Who’re You Picking Up?!

So it’s been a long enough time since my last blog that it’s now got a little bit awkward and I figured it was time enough I just bit the bullet and got back into it, but I just couldn’t think of what to write…

Then thanks to the joys of “bumpkin language” once again providing a suitable sized opportunity for misinterpretation, I found the inspiration once more.

Stuck waiting round the coffee machine in the office, I decided to break that typical awkward silence with one of my less familiar colleagues and we defaulted to the usual back up convo of weekend plans.

Forgetting I was talking to an utter townie who has little to no background knowledge of my lifestyle, when he asked “what are you up to then?” I simply said, “oh just the usual now it’s winter, picking up on Saturday and mucking out the pig on Sunday.”

Queue the bemused look illuminate his face as he tried to work out a diplomatic way of asking if I was either into casual swinging or openly cheating on my husband…”Erm, aren’t you married?” He asked.

“Yeah but we don’t always spend the whole weekend together and he’s working both days anyway”, I said, blissfully unaware of the even larger hole I was digging myself.

“Riiiight, ok. I mean it’s great that you have such an open relationship, but that’s not the conventional type of activity I’d expected from a farmers wife, I have to say.”

Now queue the bemused look slowly creep over my face. “What on earth are you going on about?!” The penny suddenly dropped…”ohhhh you thought I meant picking up men!! Good god no, I’m not a tramp!”

My colleague looked visibly relieved that I hadn’t just massively over-shared to break an awkward coffee silence with a guy I barely knew.

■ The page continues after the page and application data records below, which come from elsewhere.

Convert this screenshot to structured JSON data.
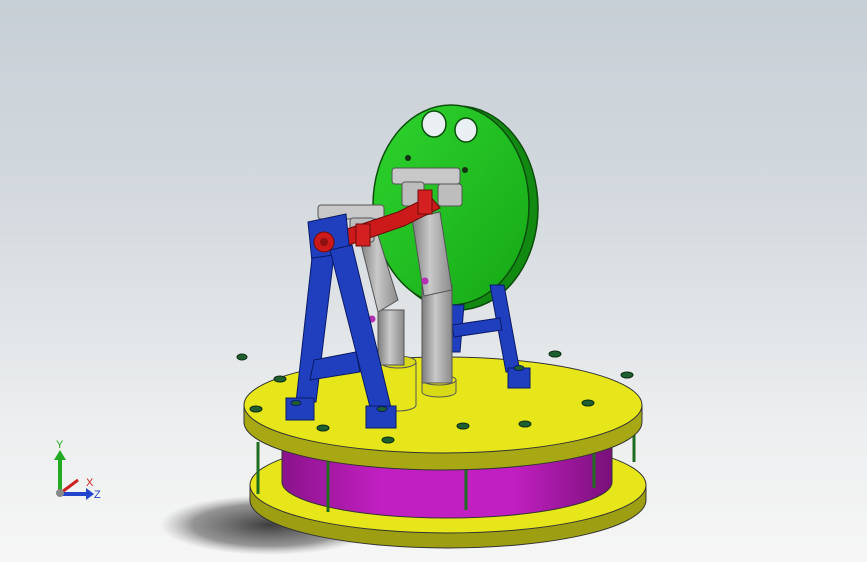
{
  "viewport": {
    "colors": {
      "flywheel": "#1fbf1f",
      "frame": "#1f3fbf",
      "plate": "#e6e61a",
      "chamber": "#c21fc2",
      "crank": "#cc1a1a",
      "cylinder": "#a8a8a8",
      "rod": "#2f8f2f"
    }
  },
  "triad": {
    "x_label": "X",
    "y_label": "Y",
    "z_label": "Z",
    "colors": {
      "x": "#cc2222",
      "y": "#22aa22",
      "z": "#2244cc"
    }
  }
}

But the bemusement quickly appeared again, “so, sorry, but what do you mean then?”

Suddenly I found myself having to break down the set up of a day’s pheasant shooting and then got into the equally awkward conversation about what I have to do with the birds that are still alive when Trigger brings them back to me after picking them up.

He looked so appalled at the thought of me bopping a half dead pheasant on the head that, quite frankly, I’d rather have continued the conversation about extra-marital coital activities! At least he’d have stopped staring at me as if I was a murderous lunatic that he needed to hide both sharp and blunt objects from immediately.

I admit, only 3 years ago I myself balked at the idea of “people shooting something in the face for fun”, but it’s been an engrained part of culture in the farming community for over a hundred years, forming and renewing friendships that have been neglected over a busy summer & harvest and traditionally supplying them with a source of food over the leaner months, and learning more about it has given me a better understanding.

I like to uphold this tradition of using the birds for consumption as my attempt to justify the sport to myself (still unsure how successful this ploy is) and will always make sure to take home any birds my husband shoots, offering them to friends and colleagues who wouldn’t necessarily otherwise have access to eating pheasant.

So basically, what I’m getting at is, unless you want to be fed game bird and possibly chow down on a piece of lead, I’d advise not coming round to mine for dinner from now until about April…but if you don’t mind giving yourself an expensive dentist bill then come on over, there’s plenty to go round!

Until next time…